• [EXERCISE AIM]:
Go through the records and tally the lines that include the word "Boży". The answer is that total alone.

• [SOURCE MATERIAL]:
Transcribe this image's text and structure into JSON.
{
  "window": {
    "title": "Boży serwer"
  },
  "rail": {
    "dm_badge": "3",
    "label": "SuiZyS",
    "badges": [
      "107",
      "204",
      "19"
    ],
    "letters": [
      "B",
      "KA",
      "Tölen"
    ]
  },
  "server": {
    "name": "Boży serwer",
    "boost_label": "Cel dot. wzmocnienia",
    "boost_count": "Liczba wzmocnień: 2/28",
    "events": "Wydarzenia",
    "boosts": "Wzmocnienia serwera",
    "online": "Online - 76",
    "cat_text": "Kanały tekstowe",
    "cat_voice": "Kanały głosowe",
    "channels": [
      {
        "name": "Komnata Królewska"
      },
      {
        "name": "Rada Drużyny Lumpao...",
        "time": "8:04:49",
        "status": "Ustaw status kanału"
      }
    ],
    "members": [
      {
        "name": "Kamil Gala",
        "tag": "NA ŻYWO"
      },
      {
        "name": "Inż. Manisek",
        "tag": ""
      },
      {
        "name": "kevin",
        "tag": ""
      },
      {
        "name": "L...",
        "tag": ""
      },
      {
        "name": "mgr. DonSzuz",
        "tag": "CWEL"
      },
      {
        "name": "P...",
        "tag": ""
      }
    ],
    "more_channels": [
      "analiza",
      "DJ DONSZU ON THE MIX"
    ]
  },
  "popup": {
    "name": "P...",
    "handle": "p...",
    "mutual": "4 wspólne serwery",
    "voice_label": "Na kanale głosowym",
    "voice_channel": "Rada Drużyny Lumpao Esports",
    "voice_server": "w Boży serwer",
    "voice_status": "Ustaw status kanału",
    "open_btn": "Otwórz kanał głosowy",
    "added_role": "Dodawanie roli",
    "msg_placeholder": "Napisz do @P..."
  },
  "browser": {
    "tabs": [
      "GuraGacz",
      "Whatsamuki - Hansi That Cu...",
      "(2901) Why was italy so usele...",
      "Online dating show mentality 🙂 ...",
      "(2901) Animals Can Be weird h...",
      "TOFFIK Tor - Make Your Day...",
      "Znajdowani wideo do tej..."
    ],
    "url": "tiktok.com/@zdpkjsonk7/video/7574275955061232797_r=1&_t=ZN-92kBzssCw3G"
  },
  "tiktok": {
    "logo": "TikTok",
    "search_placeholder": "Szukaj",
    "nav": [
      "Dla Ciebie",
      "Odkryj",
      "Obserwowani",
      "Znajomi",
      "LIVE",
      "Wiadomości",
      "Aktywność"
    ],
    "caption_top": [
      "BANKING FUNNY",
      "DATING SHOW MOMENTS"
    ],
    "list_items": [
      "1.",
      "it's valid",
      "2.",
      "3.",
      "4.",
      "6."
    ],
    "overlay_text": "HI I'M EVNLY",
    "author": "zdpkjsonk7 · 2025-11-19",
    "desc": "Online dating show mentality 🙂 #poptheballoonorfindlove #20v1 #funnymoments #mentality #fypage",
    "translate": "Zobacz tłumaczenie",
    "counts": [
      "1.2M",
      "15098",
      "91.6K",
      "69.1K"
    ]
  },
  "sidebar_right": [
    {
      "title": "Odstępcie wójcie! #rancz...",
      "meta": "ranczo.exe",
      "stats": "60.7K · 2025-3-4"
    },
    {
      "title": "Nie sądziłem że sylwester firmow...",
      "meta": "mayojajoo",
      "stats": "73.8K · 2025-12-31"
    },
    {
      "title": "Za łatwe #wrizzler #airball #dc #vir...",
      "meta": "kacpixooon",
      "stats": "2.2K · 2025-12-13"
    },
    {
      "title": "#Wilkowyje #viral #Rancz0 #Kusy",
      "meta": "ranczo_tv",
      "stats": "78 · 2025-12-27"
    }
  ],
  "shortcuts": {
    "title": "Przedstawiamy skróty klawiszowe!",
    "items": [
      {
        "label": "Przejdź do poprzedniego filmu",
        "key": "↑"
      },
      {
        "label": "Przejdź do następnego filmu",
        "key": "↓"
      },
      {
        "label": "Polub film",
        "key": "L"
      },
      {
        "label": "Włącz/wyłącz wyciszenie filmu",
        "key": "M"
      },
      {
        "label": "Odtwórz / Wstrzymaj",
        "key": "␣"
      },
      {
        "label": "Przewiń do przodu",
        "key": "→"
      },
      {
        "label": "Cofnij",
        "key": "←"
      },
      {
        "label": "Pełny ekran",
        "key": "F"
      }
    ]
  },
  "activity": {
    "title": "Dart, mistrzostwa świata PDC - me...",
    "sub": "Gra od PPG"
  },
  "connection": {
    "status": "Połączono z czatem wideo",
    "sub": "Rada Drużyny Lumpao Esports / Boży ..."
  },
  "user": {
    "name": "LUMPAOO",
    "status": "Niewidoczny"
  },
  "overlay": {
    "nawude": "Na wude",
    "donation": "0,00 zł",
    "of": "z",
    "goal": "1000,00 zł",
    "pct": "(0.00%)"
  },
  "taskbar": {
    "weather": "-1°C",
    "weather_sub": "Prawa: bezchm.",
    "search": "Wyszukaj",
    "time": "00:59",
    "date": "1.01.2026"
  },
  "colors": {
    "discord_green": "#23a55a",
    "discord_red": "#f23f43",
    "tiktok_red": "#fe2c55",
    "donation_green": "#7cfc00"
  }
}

• [ANSWER SECTION]:
4